*Dataset rows describing interfaces*
════

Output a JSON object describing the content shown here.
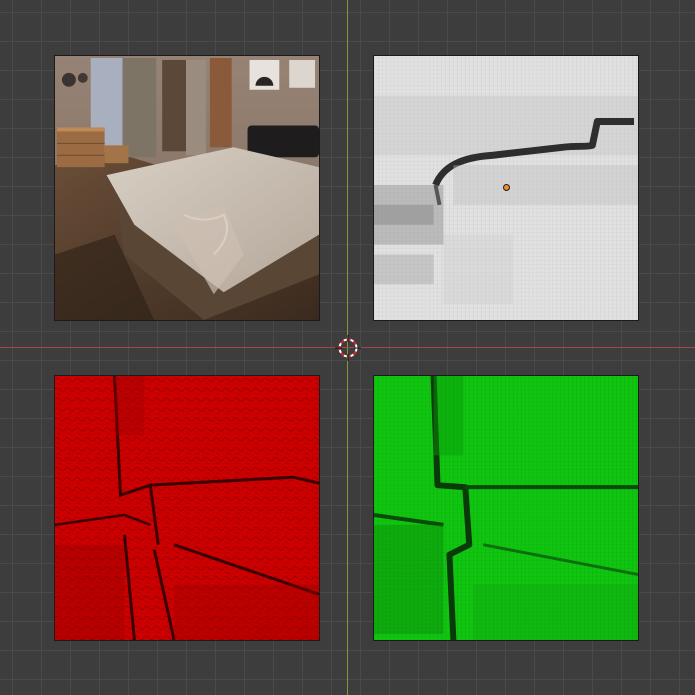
{
  "viewport": {
    "background_color": "#3d3d3d",
    "grid_color": "#4a4a4a",
    "x_axis_color": "#a8454f",
    "y_axis_color": "#7c9a38"
  },
  "planes": [
    {
      "name": "bedroom-photo",
      "kind": "color-image"
    },
    {
      "name": "grayscale-map",
      "kind": "grayscale-image",
      "tint": "#e6e6e6"
    },
    {
      "name": "red-channel-map",
      "kind": "channel-image",
      "tint": "#cc0000"
    },
    {
      "name": "green-channel-map",
      "kind": "channel-image",
      "tint": "#00cc00"
    }
  ],
  "cursor": {
    "icon": "3d-cursor-icon"
  },
  "origin": {
    "icon": "object-origin-icon",
    "color": "#f08a2a"
  }
}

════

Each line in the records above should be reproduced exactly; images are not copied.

*ANSWER FOR THE TASK*
Output a JSON object describing the content shown here.
{
  "viewport": {
    "background_color": "#3d3d3d",
    "grid_color": "#4a4a4a",
    "x_axis_color": "#a8454f",
    "y_axis_color": "#7c9a38"
  },
  "planes": [
    {
      "name": "bedroom-photo",
      "kind": "color-image"
    },
    {
      "name": "grayscale-map",
      "kind": "grayscale-image",
      "tint": "#e6e6e6"
    },
    {
      "name": "red-channel-map",
      "kind": "channel-image",
      "tint": "#cc0000"
    },
    {
      "name": "green-channel-map",
      "kind": "channel-image",
      "tint": "#00cc00"
    }
  ],
  "cursor": {
    "icon": "3d-cursor-icon"
  },
  "origin": {
    "icon": "object-origin-icon",
    "color": "#f08a2a"
  }
}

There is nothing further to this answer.